Yesterday, the World Bank Global Environment Facility announced at a meeting of African leaders in Chad to devote 96 million Euros to the "Great Green Wall of the Sahara" initiative: a barrier of trees 7000 kilometer long and 15 kilometer wide which will be planted across 11 African countries, from Senegal to Djibouti. This Green Wall will have to slow down wind erosion and enhance rainwater infiltration. The idea for this Wall emerged five years ago. In July 2005, President Obasanjo, President of the Federal Republic of Nigeria, proposed to the Fifth Ordinary Summit of the African Union (AU), an initiative for the establishment of a "Green Wall for the Sahara". At the time, the Heads of State requested the African Union Commission (AUC) to facilitate its formulation and implementation. However, because of lackof funds implementation had not yet begun.

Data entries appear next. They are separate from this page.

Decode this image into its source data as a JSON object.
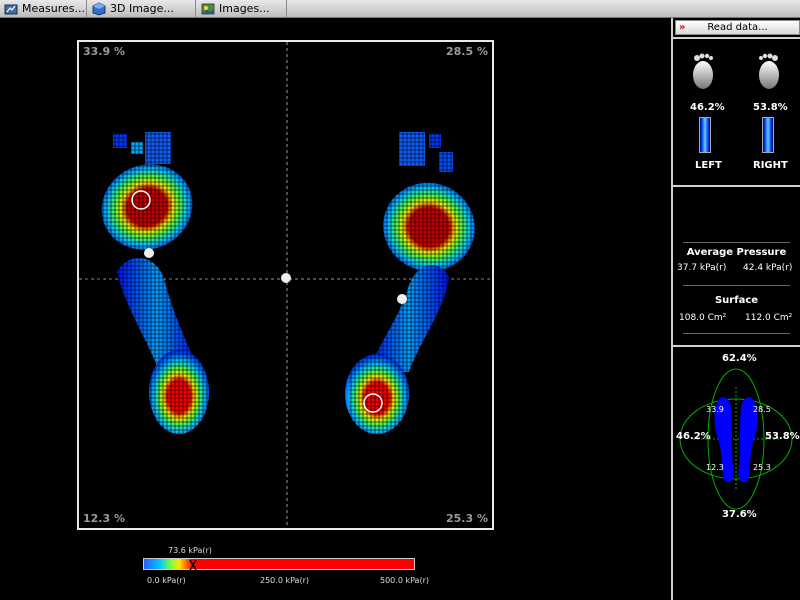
{
  "tabs": [
    {
      "label": "Measures...",
      "icon": "measures-icon"
    },
    {
      "label": "3D Image...",
      "icon": "cube-icon"
    },
    {
      "label": "Images...",
      "icon": "images-icon"
    }
  ],
  "plot": {
    "corners": {
      "top_left": "33.9 %",
      "top_right": "28.5 %",
      "bottom_left": "12.3 %",
      "bottom_right": "25.3 %"
    }
  },
  "scale": {
    "marker_value": "73.6 kPa(r)",
    "min": "0.0 kPa(r)",
    "mid": "250.0 kPa(r)",
    "max": "500.0 kPa(r)"
  },
  "panel": {
    "read_button": "Read data...",
    "left": {
      "pct": "46.2%",
      "label": "LEFT",
      "fill": 0.462
    },
    "right": {
      "pct": "53.8%",
      "label": "RIGHT",
      "fill": 0.538
    },
    "avg_pressure_title": "Average Pressure",
    "avg_left": "37.7 kPa(r)",
    "avg_right": "42.4 kPa(r)",
    "surface_title": "Surface",
    "surface_left": "108.0 Cm²",
    "surface_right": "112.0 Cm²",
    "balance": {
      "front": "62.4%",
      "back": "37.6%",
      "left": "46.2%",
      "right": "53.8%",
      "q_tl": "33.9",
      "q_tr": "28.5",
      "q_bl": "12.3",
      "q_br": "25.3"
    }
  },
  "colors": {
    "accent_red": "#ff0000",
    "grid_green": "#00c000",
    "foot_blue": "#0000ff"
  }
}
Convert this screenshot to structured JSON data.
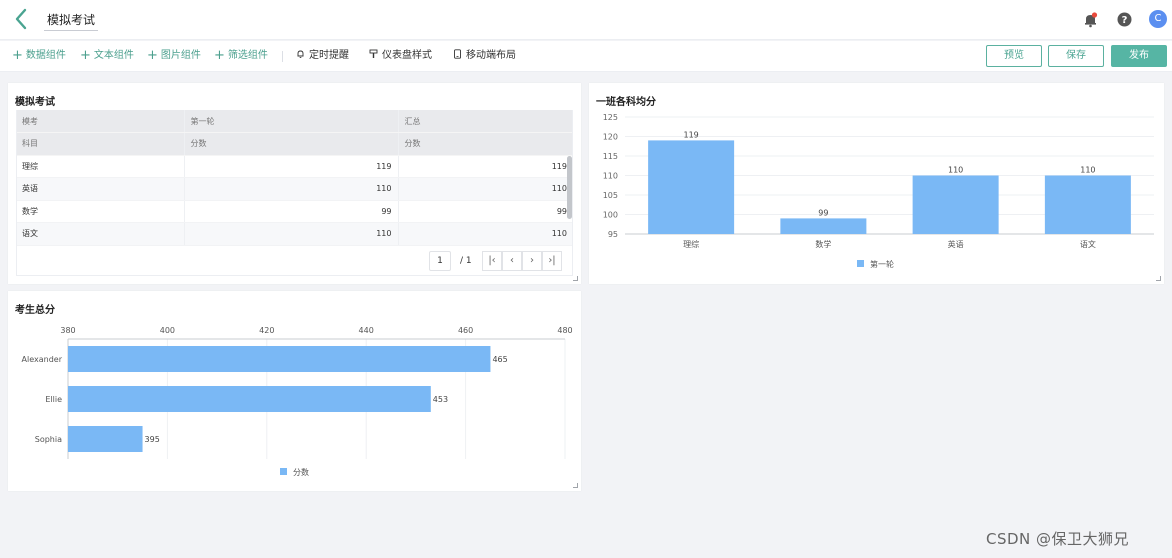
{
  "header": {
    "title": "模拟考试",
    "avatar_letter": "C",
    "icons": [
      "back-arrow-icon",
      "bell-icon",
      "help-icon"
    ]
  },
  "toolbar": {
    "add_items": [
      {
        "icon": "plus-icon",
        "label": "数据组件"
      },
      {
        "icon": "plus-icon",
        "label": "文本组件"
      },
      {
        "icon": "plus-icon",
        "label": "图片组件"
      },
      {
        "icon": "plus-icon",
        "label": "筛选组件"
      }
    ],
    "tools": [
      {
        "icon": "bell-icon",
        "label": "定时提醒"
      },
      {
        "icon": "paint-brush-icon",
        "label": "仪表盘样式"
      },
      {
        "icon": "mobile-icon",
        "label": "移动端布局"
      }
    ],
    "preview_label": "预览",
    "save_label": "保存",
    "publish_label": "发布"
  },
  "table_panel": {
    "title": "模拟考试",
    "header_row1": [
      "模考",
      "第一轮",
      "汇总"
    ],
    "header_row2": [
      "科目",
      "分数",
      "分数"
    ],
    "rows": [
      {
        "subject": "理综",
        "score": "119",
        "total": "119"
      },
      {
        "subject": "英语",
        "score": "110",
        "total": "110"
      },
      {
        "subject": "数学",
        "score": "99",
        "total": "99"
      },
      {
        "subject": "语文",
        "score": "110",
        "total": "110"
      }
    ],
    "pager": {
      "current": "1",
      "total": "/ 1"
    }
  },
  "chart_data": [
    {
      "type": "bar",
      "title": "一班各科均分",
      "categories": [
        "理综",
        "数学",
        "英语",
        "语文"
      ],
      "series": [
        {
          "name": "第一轮",
          "values": [
            119,
            99,
            110,
            110
          ]
        }
      ],
      "ylim": [
        95,
        125
      ],
      "yticks": [
        95,
        100,
        105,
        110,
        115,
        120,
        125
      ],
      "legend": "bottom",
      "color": "#7ab8f5",
      "grid": true
    },
    {
      "type": "bar",
      "orientation": "horizontal",
      "title": "考生总分",
      "categories": [
        "Alexander",
        "Ellie",
        "Sophia"
      ],
      "series": [
        {
          "name": "分数",
          "values": [
            465,
            453,
            395
          ]
        }
      ],
      "xlim": [
        380,
        480
      ],
      "xticks": [
        380,
        400,
        420,
        440,
        460,
        480
      ],
      "legend": "bottom",
      "color": "#7ab8f5",
      "grid": true
    }
  ],
  "watermark": "CSDN @保卫大狮兄"
}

With over 5100 big dams and hundreds more in the offing, India is in the forefront of global dam building. While impacts of dams on displacement, ecosystems, water security, etc., are well documented, their impacts of fisheries and livelihoods are yet to receive any attention. That is why the South Asia Network on Dams, Rivers and People (SANDRP) launched a report on Impacts of Dams on Riverine Fisheries in India.
Congratulations to our brave colleagues from the National Association of Professional Environmentalists (NAPE) from Uganda! At last, their work received official recognition, as on International Human Rights Day, NAPE was awarded a prestigious Human Rights Award by the Uganda Human Rights Commission (UHRC), endorsed by the UN Office of the High Commissioner for Human Rights (OHCHR). To Frank Muramuzi, executive director of NAPE, the award is a tribute to the organisation’s long time work in fighting for the sustainable use of Uganda’s natural resources and the rights of communities affected by large scale development processes in the country.
It's October, time for the annual meeting of the World Bank in Washington DC in which the annual results and future plans will be presented to the outside world. It also gives NGOs from all over the world an oppotunity to talk with World Bank’s administrators and relevant staff on future policies. Pieter Jansen of Both ENDS travelled to Washington together with three representatives of local organisations in the South: Yu Chen of Green Watershed from China, Mayra Tenjo of ILSA from Colombia and Ram Wangkheirakpam of NEPA from India. Their main purpose is to highlight the importance of social- and environmental requirements that the investments of the World Bank should meet, the so-called 'safeguards'.